> _DATA PROVIDED_
--- START ---

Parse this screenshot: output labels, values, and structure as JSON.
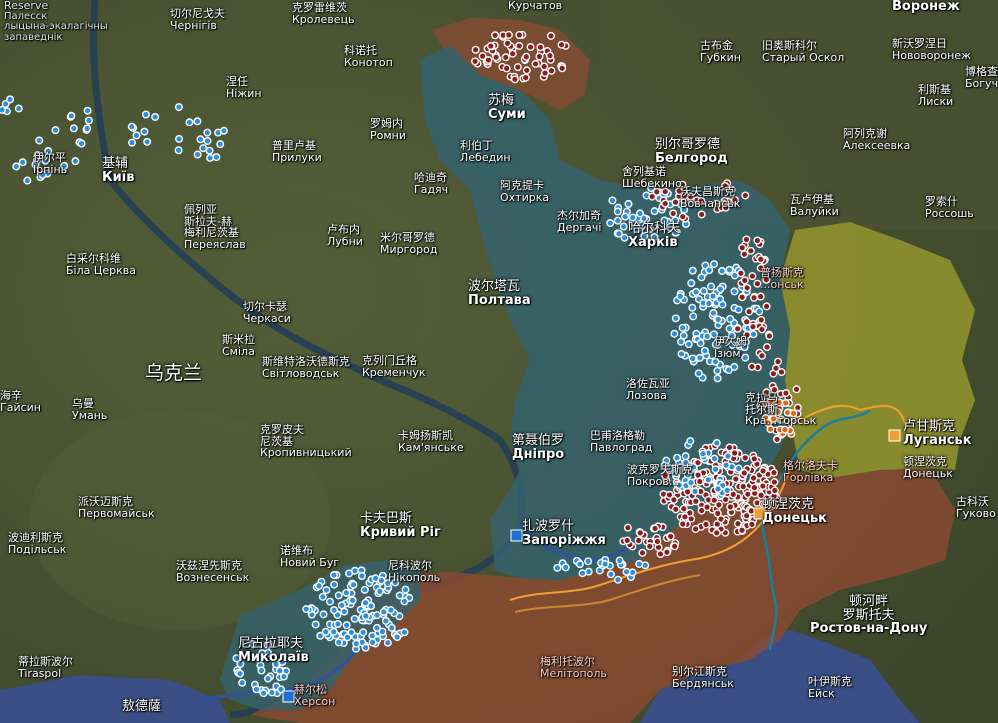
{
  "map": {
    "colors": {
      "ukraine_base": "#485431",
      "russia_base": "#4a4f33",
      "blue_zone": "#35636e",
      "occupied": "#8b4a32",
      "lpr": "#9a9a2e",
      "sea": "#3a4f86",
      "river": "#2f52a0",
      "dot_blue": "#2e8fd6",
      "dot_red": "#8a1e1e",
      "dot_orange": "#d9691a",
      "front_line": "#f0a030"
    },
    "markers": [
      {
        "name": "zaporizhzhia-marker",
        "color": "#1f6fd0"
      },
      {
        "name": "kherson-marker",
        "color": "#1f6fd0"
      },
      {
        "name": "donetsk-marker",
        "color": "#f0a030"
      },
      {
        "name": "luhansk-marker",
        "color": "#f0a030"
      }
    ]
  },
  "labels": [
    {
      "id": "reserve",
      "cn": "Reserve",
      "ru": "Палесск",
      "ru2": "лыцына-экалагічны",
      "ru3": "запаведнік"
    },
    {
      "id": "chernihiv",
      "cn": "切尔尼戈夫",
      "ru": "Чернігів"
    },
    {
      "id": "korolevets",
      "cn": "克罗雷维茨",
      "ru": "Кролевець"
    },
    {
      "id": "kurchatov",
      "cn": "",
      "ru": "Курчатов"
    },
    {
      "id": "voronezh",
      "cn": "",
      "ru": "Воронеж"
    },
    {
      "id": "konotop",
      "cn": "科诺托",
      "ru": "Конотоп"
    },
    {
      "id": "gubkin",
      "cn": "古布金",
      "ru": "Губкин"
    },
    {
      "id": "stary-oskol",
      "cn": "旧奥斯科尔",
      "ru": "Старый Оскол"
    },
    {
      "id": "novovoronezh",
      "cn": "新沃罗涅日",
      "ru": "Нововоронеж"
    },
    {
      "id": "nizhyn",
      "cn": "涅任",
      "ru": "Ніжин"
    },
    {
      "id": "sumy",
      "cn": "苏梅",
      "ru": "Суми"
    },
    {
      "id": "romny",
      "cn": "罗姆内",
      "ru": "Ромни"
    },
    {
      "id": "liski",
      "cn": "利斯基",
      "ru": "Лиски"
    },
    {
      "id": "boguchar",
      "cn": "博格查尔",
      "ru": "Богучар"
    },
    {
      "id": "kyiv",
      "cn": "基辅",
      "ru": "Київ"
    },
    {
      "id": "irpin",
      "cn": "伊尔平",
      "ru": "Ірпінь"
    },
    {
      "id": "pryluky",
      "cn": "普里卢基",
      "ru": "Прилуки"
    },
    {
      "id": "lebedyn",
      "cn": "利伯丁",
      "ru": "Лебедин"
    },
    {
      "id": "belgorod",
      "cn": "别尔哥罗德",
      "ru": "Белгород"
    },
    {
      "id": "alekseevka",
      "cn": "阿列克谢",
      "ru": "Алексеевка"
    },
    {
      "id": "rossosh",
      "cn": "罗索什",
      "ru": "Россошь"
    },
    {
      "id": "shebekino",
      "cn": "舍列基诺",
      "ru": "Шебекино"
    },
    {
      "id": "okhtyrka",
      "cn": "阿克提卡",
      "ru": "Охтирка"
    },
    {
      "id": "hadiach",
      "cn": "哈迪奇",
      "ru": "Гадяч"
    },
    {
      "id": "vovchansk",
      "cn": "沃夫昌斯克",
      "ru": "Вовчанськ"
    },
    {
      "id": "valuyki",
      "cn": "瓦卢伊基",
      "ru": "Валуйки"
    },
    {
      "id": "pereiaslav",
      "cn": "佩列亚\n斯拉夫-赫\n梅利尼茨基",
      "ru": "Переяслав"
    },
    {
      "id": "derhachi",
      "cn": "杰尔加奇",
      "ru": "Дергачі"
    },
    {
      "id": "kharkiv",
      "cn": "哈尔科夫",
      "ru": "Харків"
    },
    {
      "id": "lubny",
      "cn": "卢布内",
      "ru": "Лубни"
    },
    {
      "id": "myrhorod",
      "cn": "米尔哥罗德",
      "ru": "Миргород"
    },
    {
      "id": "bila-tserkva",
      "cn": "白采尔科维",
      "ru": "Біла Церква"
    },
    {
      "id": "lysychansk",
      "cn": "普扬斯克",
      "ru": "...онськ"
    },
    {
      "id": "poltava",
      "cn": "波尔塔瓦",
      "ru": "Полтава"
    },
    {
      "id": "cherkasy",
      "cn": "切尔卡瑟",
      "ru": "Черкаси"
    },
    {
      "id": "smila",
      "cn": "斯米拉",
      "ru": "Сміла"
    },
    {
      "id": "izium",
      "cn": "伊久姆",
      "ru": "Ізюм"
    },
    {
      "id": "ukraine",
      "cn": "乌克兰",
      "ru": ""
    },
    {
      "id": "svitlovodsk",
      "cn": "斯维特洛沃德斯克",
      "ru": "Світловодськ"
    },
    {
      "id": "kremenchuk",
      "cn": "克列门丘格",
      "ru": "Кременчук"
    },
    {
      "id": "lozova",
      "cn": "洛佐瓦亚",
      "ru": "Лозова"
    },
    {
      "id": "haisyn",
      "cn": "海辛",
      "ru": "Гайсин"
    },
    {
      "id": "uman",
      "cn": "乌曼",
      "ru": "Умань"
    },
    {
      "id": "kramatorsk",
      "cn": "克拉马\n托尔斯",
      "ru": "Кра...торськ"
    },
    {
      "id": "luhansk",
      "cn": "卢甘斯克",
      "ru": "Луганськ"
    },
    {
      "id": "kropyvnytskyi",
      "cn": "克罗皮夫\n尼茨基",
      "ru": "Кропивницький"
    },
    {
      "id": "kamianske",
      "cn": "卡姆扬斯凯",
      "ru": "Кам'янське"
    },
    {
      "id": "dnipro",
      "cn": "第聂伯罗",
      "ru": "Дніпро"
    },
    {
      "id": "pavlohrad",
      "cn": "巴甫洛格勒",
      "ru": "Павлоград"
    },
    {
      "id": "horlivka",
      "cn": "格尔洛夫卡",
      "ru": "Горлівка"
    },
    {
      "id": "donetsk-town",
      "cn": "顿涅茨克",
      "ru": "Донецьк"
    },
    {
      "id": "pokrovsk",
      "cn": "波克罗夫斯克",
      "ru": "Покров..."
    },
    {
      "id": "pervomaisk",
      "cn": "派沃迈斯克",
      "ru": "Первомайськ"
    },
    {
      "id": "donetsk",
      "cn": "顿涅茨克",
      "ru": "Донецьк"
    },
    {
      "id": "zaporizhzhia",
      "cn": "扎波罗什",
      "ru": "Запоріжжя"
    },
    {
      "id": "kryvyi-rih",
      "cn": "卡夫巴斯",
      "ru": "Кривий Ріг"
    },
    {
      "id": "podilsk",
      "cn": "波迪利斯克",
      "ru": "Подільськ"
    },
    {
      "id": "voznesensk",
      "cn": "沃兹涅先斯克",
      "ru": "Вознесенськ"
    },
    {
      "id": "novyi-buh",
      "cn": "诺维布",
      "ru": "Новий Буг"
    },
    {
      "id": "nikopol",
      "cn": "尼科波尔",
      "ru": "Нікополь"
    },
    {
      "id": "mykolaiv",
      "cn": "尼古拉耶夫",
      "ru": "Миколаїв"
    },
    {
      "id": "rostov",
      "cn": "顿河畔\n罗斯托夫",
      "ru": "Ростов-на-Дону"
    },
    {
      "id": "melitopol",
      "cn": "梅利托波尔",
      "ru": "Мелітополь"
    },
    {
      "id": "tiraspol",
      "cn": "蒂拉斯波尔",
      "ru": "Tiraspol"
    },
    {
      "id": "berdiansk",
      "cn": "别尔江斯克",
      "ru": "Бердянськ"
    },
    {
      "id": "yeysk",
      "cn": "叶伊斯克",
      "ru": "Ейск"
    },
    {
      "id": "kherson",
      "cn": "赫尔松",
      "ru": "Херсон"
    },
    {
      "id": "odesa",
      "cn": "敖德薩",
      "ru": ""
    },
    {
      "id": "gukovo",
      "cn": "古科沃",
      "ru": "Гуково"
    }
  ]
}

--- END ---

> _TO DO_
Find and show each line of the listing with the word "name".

> _OUTPUT FOR THIS EXERCISE_
        "name": "zaporizhzhia-marker",
        "name": "kherson-marker",
        "name": "donetsk-marker",
        "name": "luhansk-marker",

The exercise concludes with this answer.